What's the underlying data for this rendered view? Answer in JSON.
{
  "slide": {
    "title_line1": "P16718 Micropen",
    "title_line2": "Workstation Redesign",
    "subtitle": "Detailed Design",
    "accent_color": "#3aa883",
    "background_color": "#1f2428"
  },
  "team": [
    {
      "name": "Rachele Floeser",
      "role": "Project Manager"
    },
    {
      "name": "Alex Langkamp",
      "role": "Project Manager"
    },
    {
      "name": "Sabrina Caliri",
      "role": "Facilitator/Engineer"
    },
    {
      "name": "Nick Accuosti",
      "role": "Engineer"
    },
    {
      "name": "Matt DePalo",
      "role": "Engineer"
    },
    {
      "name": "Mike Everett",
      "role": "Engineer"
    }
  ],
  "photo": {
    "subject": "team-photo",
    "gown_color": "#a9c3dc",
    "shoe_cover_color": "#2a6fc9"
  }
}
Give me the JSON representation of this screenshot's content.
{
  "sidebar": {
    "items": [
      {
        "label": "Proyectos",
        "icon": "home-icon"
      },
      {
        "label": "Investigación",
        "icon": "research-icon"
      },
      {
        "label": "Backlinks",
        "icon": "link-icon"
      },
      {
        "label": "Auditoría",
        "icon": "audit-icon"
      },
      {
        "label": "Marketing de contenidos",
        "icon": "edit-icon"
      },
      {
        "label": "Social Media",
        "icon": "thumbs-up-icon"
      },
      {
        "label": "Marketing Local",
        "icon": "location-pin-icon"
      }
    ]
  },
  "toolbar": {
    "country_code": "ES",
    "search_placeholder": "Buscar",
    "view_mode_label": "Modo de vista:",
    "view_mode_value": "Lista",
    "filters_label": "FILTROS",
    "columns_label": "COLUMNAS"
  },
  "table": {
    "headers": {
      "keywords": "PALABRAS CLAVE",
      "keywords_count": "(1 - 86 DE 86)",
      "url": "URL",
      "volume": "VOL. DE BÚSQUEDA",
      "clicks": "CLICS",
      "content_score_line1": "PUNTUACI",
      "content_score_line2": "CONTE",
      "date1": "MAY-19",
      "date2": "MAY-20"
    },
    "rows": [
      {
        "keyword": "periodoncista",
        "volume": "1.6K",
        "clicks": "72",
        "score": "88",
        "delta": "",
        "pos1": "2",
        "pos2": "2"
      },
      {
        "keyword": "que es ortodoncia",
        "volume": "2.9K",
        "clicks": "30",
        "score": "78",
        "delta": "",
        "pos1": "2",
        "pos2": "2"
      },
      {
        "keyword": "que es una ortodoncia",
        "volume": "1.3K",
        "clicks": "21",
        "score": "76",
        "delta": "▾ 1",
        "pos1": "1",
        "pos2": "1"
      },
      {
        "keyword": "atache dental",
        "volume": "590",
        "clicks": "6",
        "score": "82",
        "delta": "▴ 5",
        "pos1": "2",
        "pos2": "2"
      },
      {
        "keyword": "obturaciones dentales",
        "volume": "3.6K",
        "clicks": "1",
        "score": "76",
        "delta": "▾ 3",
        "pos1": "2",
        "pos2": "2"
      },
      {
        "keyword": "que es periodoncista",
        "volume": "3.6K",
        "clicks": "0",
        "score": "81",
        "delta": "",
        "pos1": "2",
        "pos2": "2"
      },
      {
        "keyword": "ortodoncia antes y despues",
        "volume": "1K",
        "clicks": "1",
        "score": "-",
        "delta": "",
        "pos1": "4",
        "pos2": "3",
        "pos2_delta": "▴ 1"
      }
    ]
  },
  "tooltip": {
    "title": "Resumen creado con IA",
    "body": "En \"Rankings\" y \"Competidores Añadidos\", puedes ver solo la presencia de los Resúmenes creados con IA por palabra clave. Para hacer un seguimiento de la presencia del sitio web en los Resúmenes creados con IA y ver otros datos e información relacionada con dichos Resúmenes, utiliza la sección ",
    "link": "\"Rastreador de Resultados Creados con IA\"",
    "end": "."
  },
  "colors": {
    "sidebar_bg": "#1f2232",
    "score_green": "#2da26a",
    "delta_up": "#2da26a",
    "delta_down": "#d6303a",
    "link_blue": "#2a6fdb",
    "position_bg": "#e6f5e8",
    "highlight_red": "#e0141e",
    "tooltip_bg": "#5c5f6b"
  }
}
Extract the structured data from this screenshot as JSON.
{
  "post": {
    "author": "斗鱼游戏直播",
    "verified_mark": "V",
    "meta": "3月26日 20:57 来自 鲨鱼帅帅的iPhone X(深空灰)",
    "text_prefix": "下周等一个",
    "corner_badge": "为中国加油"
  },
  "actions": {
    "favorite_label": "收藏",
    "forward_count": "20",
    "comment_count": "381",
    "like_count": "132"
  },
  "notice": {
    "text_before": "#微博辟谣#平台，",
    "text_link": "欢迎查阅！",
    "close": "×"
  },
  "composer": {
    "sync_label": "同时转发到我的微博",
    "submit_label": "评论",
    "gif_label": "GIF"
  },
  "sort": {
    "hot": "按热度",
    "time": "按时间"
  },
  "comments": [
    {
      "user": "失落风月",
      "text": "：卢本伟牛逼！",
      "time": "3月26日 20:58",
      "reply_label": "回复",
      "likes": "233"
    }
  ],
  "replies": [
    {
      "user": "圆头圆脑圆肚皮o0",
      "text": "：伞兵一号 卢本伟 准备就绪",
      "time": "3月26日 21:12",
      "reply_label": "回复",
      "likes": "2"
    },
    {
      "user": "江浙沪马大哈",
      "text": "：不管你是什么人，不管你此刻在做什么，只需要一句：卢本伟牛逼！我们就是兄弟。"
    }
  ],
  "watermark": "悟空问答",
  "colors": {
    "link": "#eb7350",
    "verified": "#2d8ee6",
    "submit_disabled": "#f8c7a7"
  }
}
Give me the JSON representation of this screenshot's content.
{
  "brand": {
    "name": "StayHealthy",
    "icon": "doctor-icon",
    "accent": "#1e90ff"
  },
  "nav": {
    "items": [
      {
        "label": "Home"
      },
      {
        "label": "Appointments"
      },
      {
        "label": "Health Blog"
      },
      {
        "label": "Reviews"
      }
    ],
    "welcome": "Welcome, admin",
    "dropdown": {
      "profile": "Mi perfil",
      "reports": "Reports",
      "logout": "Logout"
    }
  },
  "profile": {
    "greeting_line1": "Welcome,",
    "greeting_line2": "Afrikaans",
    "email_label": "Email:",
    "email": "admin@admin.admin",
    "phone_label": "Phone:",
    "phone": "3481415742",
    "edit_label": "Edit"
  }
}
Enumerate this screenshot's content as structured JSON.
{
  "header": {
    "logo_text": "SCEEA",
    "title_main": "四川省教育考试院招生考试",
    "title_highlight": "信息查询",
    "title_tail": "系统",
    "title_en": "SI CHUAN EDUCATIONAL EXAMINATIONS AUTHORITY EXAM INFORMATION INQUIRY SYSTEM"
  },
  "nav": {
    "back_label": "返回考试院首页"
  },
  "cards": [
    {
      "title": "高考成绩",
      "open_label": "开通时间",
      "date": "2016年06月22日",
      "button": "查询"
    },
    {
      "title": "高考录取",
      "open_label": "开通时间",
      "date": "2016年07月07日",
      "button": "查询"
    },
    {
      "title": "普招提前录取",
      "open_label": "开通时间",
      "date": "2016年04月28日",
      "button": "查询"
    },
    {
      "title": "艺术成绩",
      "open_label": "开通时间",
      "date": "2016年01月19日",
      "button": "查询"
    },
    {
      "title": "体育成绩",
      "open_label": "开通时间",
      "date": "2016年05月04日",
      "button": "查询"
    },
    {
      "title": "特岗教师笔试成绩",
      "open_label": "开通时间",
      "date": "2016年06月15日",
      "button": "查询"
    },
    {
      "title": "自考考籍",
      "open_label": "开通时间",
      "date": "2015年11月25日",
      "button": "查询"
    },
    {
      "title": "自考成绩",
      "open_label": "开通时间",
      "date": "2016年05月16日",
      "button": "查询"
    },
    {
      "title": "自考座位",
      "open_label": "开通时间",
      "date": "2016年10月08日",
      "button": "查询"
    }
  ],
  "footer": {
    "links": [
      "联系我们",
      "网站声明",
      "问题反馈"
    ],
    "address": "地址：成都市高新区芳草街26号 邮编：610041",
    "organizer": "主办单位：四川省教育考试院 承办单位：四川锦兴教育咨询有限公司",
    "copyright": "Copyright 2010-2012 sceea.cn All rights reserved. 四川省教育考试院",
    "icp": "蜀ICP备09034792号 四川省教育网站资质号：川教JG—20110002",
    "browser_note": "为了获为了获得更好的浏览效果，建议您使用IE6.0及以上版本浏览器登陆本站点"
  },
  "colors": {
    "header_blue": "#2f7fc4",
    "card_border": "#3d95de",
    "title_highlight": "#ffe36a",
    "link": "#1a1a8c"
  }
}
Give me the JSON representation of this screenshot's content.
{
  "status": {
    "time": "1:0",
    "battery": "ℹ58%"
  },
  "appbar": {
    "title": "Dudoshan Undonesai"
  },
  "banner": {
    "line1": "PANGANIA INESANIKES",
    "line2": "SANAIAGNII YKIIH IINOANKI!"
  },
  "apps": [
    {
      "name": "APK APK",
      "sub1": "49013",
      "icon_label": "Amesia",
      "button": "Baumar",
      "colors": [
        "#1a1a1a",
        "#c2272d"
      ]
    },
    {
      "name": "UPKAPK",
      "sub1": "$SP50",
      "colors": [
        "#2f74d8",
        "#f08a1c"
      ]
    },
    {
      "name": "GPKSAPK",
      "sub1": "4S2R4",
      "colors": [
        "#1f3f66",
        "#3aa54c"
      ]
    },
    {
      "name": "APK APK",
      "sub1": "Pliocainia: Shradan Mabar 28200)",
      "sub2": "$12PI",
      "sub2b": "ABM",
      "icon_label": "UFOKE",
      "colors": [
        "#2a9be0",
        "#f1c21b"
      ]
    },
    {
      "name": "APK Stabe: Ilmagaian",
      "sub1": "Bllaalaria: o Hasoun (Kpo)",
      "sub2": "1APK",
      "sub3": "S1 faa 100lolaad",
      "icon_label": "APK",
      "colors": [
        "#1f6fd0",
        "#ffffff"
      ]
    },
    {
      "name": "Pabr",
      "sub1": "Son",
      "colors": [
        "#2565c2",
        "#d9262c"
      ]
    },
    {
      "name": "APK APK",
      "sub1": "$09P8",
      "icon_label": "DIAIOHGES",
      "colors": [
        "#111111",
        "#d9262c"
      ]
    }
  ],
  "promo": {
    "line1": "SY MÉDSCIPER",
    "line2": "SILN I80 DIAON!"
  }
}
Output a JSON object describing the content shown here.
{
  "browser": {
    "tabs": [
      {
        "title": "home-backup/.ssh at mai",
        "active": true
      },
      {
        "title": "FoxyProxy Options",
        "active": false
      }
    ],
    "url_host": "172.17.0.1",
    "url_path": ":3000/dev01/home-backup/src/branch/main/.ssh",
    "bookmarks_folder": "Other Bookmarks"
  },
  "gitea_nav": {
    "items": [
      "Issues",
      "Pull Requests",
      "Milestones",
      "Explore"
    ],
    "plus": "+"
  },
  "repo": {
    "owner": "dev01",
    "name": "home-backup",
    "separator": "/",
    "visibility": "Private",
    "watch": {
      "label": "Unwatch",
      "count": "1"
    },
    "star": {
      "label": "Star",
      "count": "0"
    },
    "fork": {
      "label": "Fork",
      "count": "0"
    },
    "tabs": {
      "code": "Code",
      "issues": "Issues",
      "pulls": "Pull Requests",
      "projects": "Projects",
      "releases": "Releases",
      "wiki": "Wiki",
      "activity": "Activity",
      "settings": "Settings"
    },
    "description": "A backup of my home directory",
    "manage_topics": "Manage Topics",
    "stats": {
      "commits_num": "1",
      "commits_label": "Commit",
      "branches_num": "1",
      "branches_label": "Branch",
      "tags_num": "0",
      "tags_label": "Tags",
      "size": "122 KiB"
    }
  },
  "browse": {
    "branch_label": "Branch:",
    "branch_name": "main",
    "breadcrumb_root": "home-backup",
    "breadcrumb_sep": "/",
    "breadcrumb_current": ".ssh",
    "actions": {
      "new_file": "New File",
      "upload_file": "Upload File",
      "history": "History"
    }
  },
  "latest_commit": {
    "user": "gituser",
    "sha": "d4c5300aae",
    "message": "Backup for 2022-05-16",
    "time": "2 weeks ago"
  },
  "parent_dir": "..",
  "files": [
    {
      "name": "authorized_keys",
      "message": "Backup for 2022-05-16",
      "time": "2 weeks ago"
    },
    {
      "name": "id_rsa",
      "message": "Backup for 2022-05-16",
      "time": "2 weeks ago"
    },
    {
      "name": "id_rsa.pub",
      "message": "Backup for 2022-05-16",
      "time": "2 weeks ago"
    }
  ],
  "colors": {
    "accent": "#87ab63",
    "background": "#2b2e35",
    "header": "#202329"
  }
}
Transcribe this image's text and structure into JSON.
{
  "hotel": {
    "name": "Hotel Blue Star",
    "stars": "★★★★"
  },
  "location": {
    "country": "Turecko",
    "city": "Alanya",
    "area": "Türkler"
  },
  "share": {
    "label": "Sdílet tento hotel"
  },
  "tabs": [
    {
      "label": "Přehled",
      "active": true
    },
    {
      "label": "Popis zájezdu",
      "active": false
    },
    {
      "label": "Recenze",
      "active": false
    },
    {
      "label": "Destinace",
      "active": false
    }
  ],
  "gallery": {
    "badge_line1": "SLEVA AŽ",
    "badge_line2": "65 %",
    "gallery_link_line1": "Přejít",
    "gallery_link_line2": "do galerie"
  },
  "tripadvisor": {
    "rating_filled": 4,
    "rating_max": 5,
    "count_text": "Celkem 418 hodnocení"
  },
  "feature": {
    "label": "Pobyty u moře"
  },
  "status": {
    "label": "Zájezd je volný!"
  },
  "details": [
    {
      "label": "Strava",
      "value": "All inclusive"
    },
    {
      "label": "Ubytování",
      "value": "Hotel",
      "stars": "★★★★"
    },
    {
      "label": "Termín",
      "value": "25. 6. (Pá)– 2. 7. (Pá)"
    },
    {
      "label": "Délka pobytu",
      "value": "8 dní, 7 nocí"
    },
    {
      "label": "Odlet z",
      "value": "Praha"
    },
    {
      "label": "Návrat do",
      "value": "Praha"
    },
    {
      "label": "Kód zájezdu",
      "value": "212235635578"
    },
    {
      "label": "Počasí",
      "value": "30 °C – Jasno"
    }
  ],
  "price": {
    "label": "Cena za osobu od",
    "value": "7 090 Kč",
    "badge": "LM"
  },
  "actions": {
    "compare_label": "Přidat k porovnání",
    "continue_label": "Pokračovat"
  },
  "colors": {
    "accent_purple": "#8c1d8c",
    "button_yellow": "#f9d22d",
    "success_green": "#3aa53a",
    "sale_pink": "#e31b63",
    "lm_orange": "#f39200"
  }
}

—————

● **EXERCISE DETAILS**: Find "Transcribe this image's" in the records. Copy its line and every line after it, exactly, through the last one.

● **RESPONSE**:
Transcribe this image's text and structure into JSON.
{
  "hotel": {
    "name": "Hotel Blue Star",
    "stars": "★★★★"
  },
  "location": {
    "country": "Turecko",
    "city": "Alanya",
    "area": "Türkler"
  },
  "share": {
    "label": "Sdílet tento hotel"
  },
  "tabs": [
    {
      "label": "Přehled",
      "active": true
    },
    {
      "label": "Popis zájezdu",
      "active": false
    },
    {
      "label": "Recenze",
      "active": false
    },
    {
      "label": "Destinace",
      "active": false
    }
  ],
  "gallery": {
    "badge_line1": "SLEVA AŽ",
    "badge_line2": "65 %",
    "gallery_link_line1": "Přejít",
    "gallery_link_line2": "do galerie"
  },
  "tripadvisor": {
    "rating_filled": 4,
    "rating_max": 5,
    "count_text": "Celkem 418 hodnocení"
  },
  "feature": {
    "label": "Pobyty u moře"
  },
  "status": {
    "label": "Zájezd je volný!"
  },
  "details": [
    {
      "label": "Strava",
      "value": "All inclusive"
    },
    {
      "label": "Ubytování",
      "value": "Hotel",
      "stars": "★★★★"
    },
    {
      "label": "Termín",
      "value": "25. 6. (Pá)– 2. 7. (Pá)"
    },
    {
      "label": "Délka pobytu",
      "value": "8 dní, 7 nocí"
    },
    {
      "label": "Odlet z",
      "value": "Praha"
    },
    {
      "label": "Návrat do",
      "value": "Praha"
    },
    {
      "label": "Kód zájezdu",
      "value": "212235635578"
    },
    {
      "label": "Počasí",
      "value": "30 °C – Jasno"
    }
  ],
  "price": {
    "label": "Cena za osobu od",
    "value": "7 090 Kč",
    "badge": "LM"
  },
  "actions": {
    "compare_label": "Přidat k porovnání",
    "continue_label": "Pokračovat"
  },
  "colors": {
    "accent_purple": "#8c1d8c",
    "button_yellow": "#f9d22d",
    "success_green": "#3aa53a",
    "sale_pink": "#e31b63",
    "lm_orange": "#f39200"
  }
}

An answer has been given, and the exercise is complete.